▸ **Task to complete**:
Using the material that follows, identify and copy each line with the string "make".

▸ **Extracted entries**:
■ ■ ■ ■
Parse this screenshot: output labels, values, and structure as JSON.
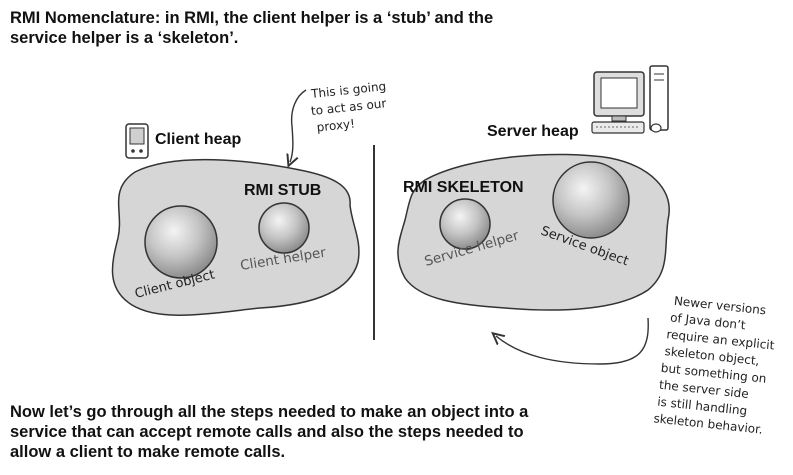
{
  "heading": {
    "line1": "RMI Nomenclature: in RMI, the client helper is a ‘stub’ and the",
    "line2": "service helper is a ‘skeleton’."
  },
  "client_side": {
    "heap_label": "Client heap",
    "stub_label": "RMI STUB",
    "object_label": "Client object",
    "helper_label": "Client helper"
  },
  "server_side": {
    "heap_label": "Server heap",
    "skeleton_label": "RMI SKELETON",
    "helper_label": "Service helper",
    "object_label": "Service object"
  },
  "proxy_note": {
    "lines": [
      "This is going",
      "to act as our",
      "proxy!"
    ]
  },
  "skeleton_note": {
    "lines": [
      "Newer versions",
      "of Java don’t",
      "require an explicit",
      "skeleton object,",
      "but something on",
      "the server side",
      "is still handling",
      "skeleton behavior."
    ]
  },
  "footer": {
    "line1": "Now let’s go through all the steps needed to make an object into a",
    "line2": "service that can accept remote calls and also the steps needed to",
    "line3": "allow a client to make remote calls."
  },
  "icons": {
    "client_device": "pda-icon",
    "server_device": "desktop-computer-icon"
  },
  "colors": {
    "blob_fill": "#d6d6d6",
    "blob_stroke": "#333333",
    "sphere_light": "#f2f2f2",
    "sphere_dark": "#9a9a9a",
    "text": "#111111"
  }
}
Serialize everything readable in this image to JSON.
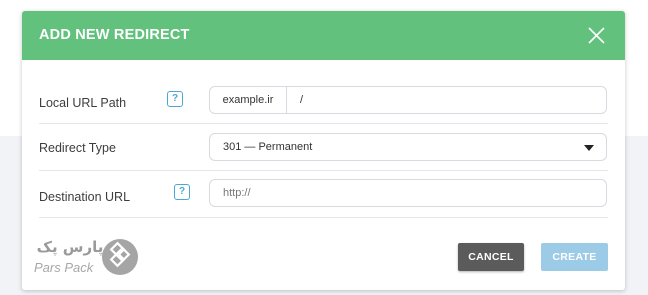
{
  "modal": {
    "title": "ADD NEW REDIRECT"
  },
  "fields": {
    "local_url": {
      "label": "Local URL Path",
      "prefix": "example.ir",
      "value": "/"
    },
    "redirect_type": {
      "label": "Redirect Type",
      "selected": "301 — Permanent"
    },
    "destination": {
      "label": "Destination URL",
      "placeholder": "http://"
    }
  },
  "help_glyph": "?",
  "buttons": {
    "cancel": "CANCEL",
    "create": "CREATE"
  },
  "watermark": {
    "brand_fa": "پارس پک",
    "brand_en": "Pars Pack"
  },
  "colors": {
    "header": "#63c17e",
    "help_icon": "#4ba8d6",
    "cancel_button": "#5b5b5b",
    "create_button": "#9ccbe7"
  },
  "icons": [
    "close-icon",
    "help-icon",
    "caret-down-icon",
    "parspack-logo-icon"
  ]
}
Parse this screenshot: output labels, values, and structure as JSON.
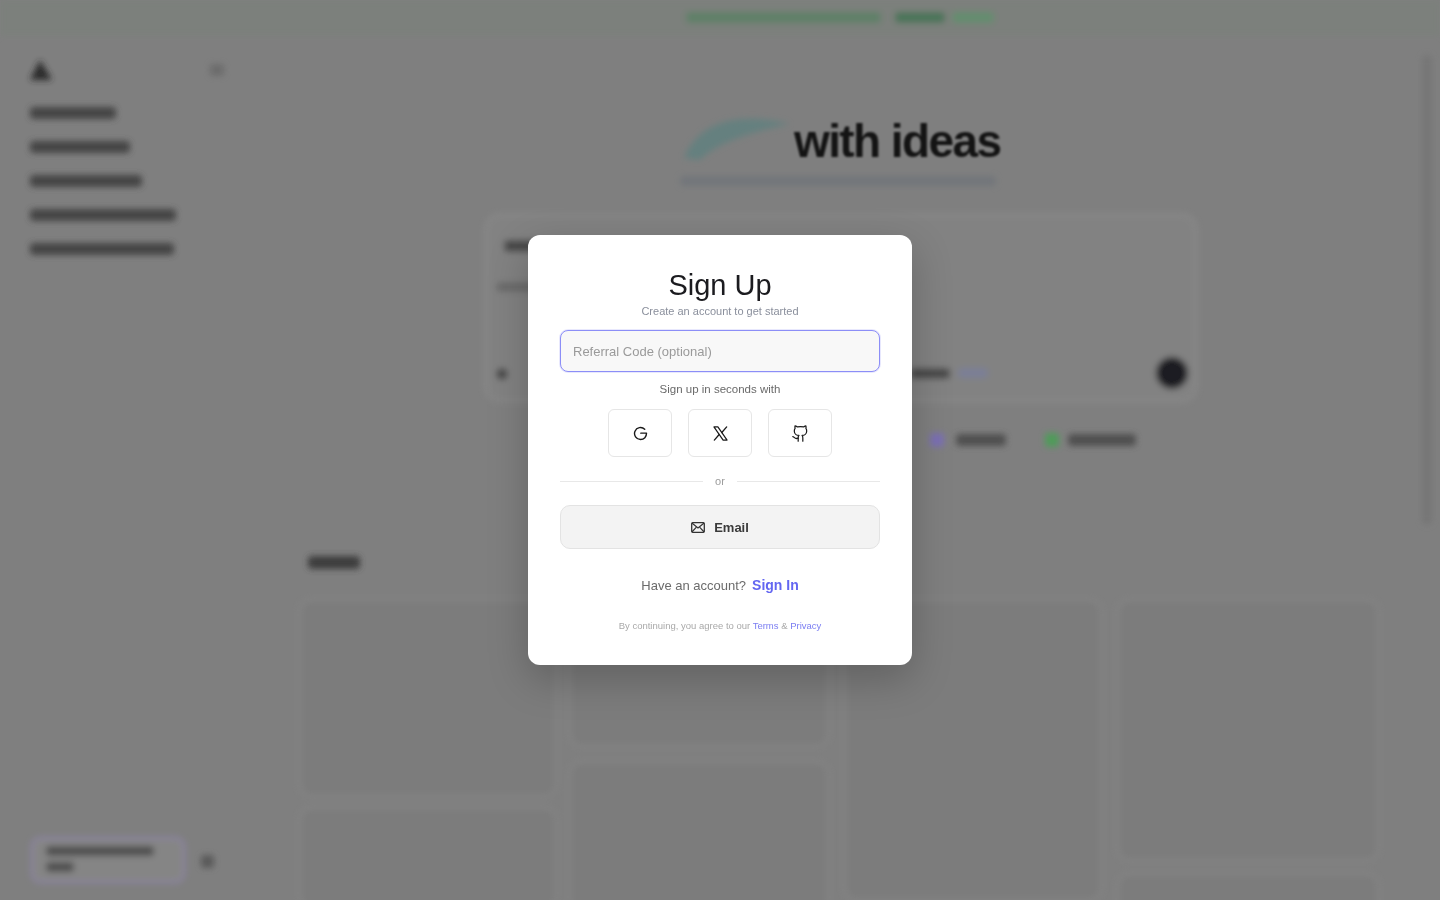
{
  "backdrop": {
    "heading": "with ideas"
  },
  "dialog": {
    "title": "Sign Up",
    "subtitle": "Create an account to get started",
    "referral_field": {
      "placeholder": "Referral Code (optional)",
      "focused": true
    },
    "social_prompt": "Sign up in seconds with",
    "social_buttons": [
      {
        "kind": "google"
      },
      {
        "kind": "x"
      },
      {
        "kind": "github"
      }
    ],
    "divider": "or",
    "email_button": "Email",
    "signin_prompt": {
      "text": "Have an account?",
      "link": "Sign In"
    },
    "legal": {
      "text": "By continuing, you agree to our",
      "links": [
        "Terms",
        "Privacy"
      ],
      "joiner": "&"
    }
  }
}
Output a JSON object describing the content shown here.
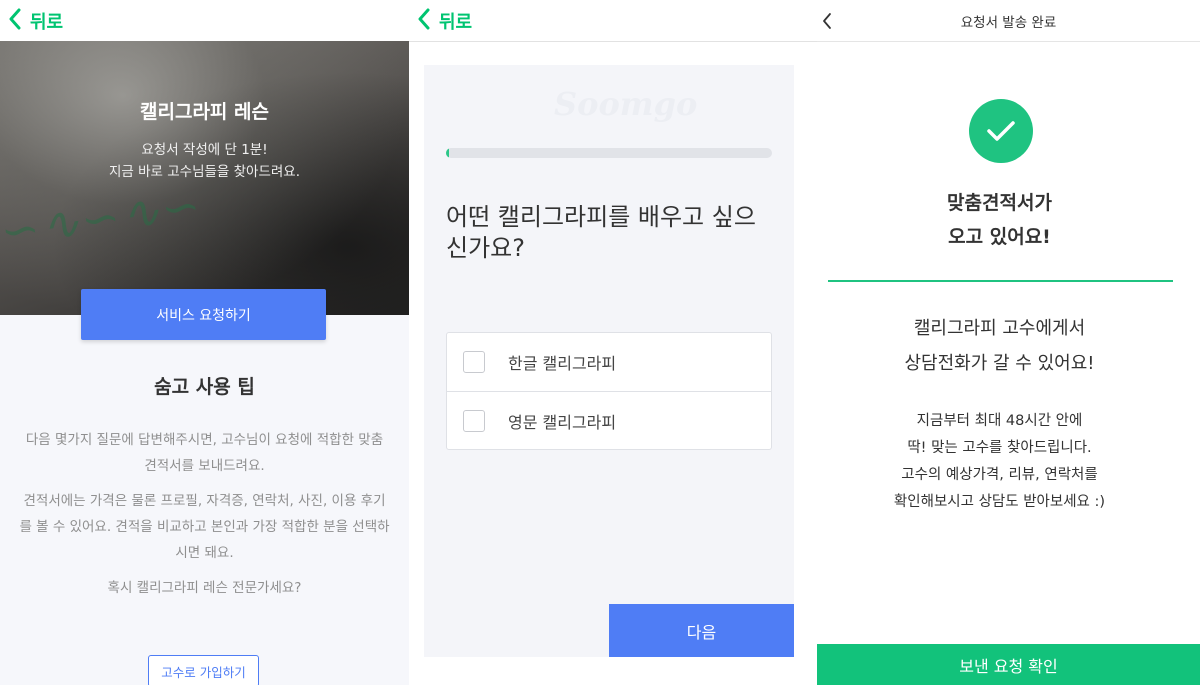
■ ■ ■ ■
▸ **Exercise output**:
    "line1": "Now let’s go through all the steps needed to make an object into a",
    "line3": "allow a client to make remote calls."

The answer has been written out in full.